After reading the data, copy it out in full and exactly.

> **Extracted records**:
══════════

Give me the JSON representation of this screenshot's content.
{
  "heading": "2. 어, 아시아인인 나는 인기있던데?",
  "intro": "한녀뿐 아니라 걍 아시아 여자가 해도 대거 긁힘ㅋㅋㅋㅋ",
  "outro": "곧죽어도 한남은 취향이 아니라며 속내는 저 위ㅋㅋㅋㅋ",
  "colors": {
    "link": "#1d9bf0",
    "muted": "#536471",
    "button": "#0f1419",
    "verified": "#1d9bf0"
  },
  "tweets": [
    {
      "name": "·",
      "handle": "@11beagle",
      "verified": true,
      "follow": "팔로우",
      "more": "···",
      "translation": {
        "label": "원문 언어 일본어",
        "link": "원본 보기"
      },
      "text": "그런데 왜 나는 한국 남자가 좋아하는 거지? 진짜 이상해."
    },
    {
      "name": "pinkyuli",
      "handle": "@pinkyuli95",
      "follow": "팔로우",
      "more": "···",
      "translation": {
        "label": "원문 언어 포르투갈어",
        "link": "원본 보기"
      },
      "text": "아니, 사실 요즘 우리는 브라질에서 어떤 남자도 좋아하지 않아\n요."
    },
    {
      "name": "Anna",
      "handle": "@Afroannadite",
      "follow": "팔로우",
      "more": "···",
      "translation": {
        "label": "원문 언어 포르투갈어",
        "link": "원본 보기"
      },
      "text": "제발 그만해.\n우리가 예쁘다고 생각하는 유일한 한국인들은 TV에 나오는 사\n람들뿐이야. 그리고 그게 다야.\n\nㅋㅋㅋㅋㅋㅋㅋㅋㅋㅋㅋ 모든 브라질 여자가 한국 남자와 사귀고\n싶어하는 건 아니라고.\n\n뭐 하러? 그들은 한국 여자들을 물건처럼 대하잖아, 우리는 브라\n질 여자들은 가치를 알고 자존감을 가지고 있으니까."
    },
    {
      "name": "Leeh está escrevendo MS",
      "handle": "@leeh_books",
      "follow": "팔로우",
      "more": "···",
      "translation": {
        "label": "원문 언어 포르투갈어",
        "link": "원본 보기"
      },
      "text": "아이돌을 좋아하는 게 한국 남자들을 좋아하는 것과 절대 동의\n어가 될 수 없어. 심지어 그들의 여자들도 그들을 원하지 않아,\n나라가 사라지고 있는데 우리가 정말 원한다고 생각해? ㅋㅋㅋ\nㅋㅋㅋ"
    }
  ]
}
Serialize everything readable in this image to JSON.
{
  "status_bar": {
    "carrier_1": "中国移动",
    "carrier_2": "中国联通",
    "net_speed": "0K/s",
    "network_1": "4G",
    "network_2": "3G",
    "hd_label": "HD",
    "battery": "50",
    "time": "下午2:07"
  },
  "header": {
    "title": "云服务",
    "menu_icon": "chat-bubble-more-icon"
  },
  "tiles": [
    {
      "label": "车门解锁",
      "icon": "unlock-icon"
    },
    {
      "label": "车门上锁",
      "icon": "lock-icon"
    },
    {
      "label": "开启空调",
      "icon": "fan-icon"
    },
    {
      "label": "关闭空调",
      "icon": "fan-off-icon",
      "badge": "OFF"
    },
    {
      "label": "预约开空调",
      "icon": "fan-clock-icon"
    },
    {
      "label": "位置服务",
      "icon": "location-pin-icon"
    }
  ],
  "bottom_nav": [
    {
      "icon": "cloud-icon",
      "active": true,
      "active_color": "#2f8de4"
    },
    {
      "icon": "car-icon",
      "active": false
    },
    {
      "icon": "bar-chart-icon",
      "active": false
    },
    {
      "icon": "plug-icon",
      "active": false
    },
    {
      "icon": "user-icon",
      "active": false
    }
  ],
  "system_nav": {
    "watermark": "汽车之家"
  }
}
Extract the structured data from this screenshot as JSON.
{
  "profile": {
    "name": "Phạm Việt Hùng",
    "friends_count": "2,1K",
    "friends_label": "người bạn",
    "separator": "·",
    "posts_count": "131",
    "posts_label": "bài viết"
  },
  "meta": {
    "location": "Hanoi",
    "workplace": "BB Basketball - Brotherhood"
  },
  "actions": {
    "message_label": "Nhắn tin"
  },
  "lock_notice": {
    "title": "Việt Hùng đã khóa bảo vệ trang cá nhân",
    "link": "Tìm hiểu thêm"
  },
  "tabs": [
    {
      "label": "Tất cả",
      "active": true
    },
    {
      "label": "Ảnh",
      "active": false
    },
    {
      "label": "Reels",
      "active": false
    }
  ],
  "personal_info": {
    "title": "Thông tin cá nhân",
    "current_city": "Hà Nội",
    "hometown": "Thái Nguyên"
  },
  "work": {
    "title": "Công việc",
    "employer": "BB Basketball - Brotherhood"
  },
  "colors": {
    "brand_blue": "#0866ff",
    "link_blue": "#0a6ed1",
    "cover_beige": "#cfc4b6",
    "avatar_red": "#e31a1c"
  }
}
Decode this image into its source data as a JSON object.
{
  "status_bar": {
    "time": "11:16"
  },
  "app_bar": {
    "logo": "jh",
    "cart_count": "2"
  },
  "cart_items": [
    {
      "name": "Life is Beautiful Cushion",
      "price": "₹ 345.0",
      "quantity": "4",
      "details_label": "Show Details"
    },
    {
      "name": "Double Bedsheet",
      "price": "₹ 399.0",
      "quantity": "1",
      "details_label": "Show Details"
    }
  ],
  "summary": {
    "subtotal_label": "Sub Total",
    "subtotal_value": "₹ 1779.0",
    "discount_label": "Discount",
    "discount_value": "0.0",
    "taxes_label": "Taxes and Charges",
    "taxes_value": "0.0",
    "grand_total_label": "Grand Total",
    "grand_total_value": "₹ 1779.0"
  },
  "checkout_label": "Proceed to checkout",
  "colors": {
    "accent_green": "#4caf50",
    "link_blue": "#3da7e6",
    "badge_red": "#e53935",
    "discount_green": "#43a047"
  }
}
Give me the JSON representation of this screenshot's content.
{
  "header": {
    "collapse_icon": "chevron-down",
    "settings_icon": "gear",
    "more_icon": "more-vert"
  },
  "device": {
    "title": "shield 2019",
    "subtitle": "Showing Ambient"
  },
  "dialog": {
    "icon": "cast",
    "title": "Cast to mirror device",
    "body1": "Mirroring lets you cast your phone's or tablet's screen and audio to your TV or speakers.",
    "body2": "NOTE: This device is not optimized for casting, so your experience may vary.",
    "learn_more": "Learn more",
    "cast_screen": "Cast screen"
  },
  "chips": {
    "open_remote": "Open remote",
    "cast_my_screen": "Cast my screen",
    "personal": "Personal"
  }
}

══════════

> **SOLUTION TO THE PROBLEM**:
Give me the JSON representation of this screenshot's content.
{
  "heading": "2. 어, 아시아인인 나는 인기있던데?",
  "intro": "한녀뿐 아니라 걍 아시아 여자가 해도 대거 긁힘ㅋㅋㅋㅋ",
  "outro": "곧죽어도 한남은 취향이 아니라며 속내는 저 위ㅋㅋㅋㅋ",
  "colors": {
    "link": "#1d9bf0",
    "muted": "#536471",
    "button": "#0f1419",
    "verified": "#1d9bf0"
  },
  "tweets": [
    {
      "name": "·",
      "handle": "@11beagle",
      "verified": true,
      "follow": "팔로우",
      "more": "···",
      "translation": {
        "label": "원문 언어 일본어",
        "link": "원본 보기"
      },
      "text": "그런데 왜 나는 한국 남자가 좋아하는 거지? 진짜 이상해."
    },
    {
      "name": "pinkyuli",
      "handle": "@pinkyuli95",
      "follow": "팔로우",
      "more": "···",
      "translation": {
        "label": "원문 언어 포르투갈어",
        "link": "원본 보기"
      },
      "text": "아니, 사실 요즘 우리는 브라질에서 어떤 남자도 좋아하지 않아\n요."
    },
    {
      "name": "Anna",
      "handle": "@Afroannadite",
      "follow": "팔로우",
      "more": "···",
      "translation": {
        "label": "원문 언어 포르투갈어",
        "link": "원본 보기"
      },
      "text": "제발 그만해.\n우리가 예쁘다고 생각하는 유일한 한국인들은 TV에 나오는 사\n람들뿐이야. 그리고 그게 다야.\n\nㅋㅋㅋㅋㅋㅋㅋㅋㅋㅋㅋ 모든 브라질 여자가 한국 남자와 사귀고\n싶어하는 건 아니라고.\n\n뭐 하러? 그들은 한국 여자들을 물건처럼 대하잖아, 우리는 브라\n질 여자들은 가치를 알고 자존감을 가지고 있으니까."
    },
    {
      "name": "Leeh está escrevendo MS",
      "handle": "@leeh_books",
      "follow": "팔로우",
      "more": "···",
      "translation": {
        "label": "원문 언어 포르투갈어",
        "link": "원본 보기"
      },
      "text": "아이돌을 좋아하는 게 한국 남자들을 좋아하는 것과 절대 동의\n어가 될 수 없어. 심지어 그들의 여자들도 그들을 원하지 않아,\n나라가 사라지고 있는데 우리가 정말 원한다고 생각해? ㅋㅋㅋ\nㅋㅋㅋ"
    }
  ]
}
Serialize everything readable in this image to JSON.
{
  "status_bar": {
    "carrier_1": "中国移动",
    "carrier_2": "中国联通",
    "net_speed": "0K/s",
    "network_1": "4G",
    "network_2": "3G",
    "hd_label": "HD",
    "battery": "50",
    "time": "下午2:07"
  },
  "header": {
    "title": "云服务",
    "menu_icon": "chat-bubble-more-icon"
  },
  "tiles": [
    {
      "label": "车门解锁",
      "icon": "unlock-icon"
    },
    {
      "label": "车门上锁",
      "icon": "lock-icon"
    },
    {
      "label": "开启空调",
      "icon": "fan-icon"
    },
    {
      "label": "关闭空调",
      "icon": "fan-off-icon",
      "badge": "OFF"
    },
    {
      "label": "预约开空调",
      "icon": "fan-clock-icon"
    },
    {
      "label": "位置服务",
      "icon": "location-pin-icon"
    }
  ],
  "bottom_nav": [
    {
      "icon": "cloud-icon",
      "active": true,
      "active_color": "#2f8de4"
    },
    {
      "icon": "car-icon",
      "active": false
    },
    {
      "icon": "bar-chart-icon",
      "active": false
    },
    {
      "icon": "plug-icon",
      "active": false
    },
    {
      "icon": "user-icon",
      "active": false
    }
  ],
  "system_nav": {
    "watermark": "汽车之家"
  }
}
Extract the structured data from this screenshot as JSON.
{
  "profile": {
    "name": "Phạm Việt Hùng",
    "friends_count": "2,1K",
    "friends_label": "người bạn",
    "separator": "·",
    "posts_count": "131",
    "posts_label": "bài viết"
  },
  "meta": {
    "location": "Hanoi",
    "workplace": "BB Basketball - Brotherhood"
  },
  "actions": {
    "message_label": "Nhắn tin"
  },
  "lock_notice": {
    "title": "Việt Hùng đã khóa bảo vệ trang cá nhân",
    "link": "Tìm hiểu thêm"
  },
  "tabs": [
    {
      "label": "Tất cả",
      "active": true
    },
    {
      "label": "Ảnh",
      "active": false
    },
    {
      "label": "Reels",
      "active": false
    }
  ],
  "personal_info": {
    "title": "Thông tin cá nhân",
    "current_city": "Hà Nội",
    "hometown": "Thái Nguyên"
  },
  "work": {
    "title": "Công việc",
    "employer": "BB Basketball - Brotherhood"
  },
  "colors": {
    "brand_blue": "#0866ff",
    "link_blue": "#0a6ed1",
    "cover_beige": "#cfc4b6",
    "avatar_red": "#e31a1c"
  }
}
Decode this image into its source data as a JSON object.
{
  "status_bar": {
    "time": "11:16"
  },
  "app_bar": {
    "logo": "jh",
    "cart_count": "2"
  },
  "cart_items": [
    {
      "name": "Life is Beautiful Cushion",
      "price": "₹ 345.0",
      "quantity": "4",
      "details_label": "Show Details"
    },
    {
      "name": "Double Bedsheet",
      "price": "₹ 399.0",
      "quantity": "1",
      "details_label": "Show Details"
    }
  ],
  "summary": {
    "subtotal_label": "Sub Total",
    "subtotal_value": "₹ 1779.0",
    "discount_label": "Discount",
    "discount_value": "0.0",
    "taxes_label": "Taxes and Charges",
    "taxes_value": "0.0",
    "grand_total_label": "Grand Total",
    "grand_total_value": "₹ 1779.0"
  },
  "checkout_label": "Proceed to checkout",
  "colors": {
    "accent_green": "#4caf50",
    "link_blue": "#3da7e6",
    "badge_red": "#e53935",
    "discount_green": "#43a047"
  }
}
Give me the JSON representation of this screenshot's content.
{
  "header": {
    "collapse_icon": "chevron-down",
    "settings_icon": "gear",
    "more_icon": "more-vert"
  },
  "device": {
    "title": "shield 2019",
    "subtitle": "Showing Ambient"
  },
  "dialog": {
    "icon": "cast",
    "title": "Cast to mirror device",
    "body1": "Mirroring lets you cast your phone's or tablet's screen and audio to your TV or speakers.",
    "body2": "NOTE: This device is not optimized for casting, so your experience may vary.",
    "learn_more": "Learn more",
    "cast_screen": "Cast screen"
  },
  "chips": {
    "open_remote": "Open remote",
    "cast_my_screen": "Cast my screen",
    "personal": "Personal"
  }
}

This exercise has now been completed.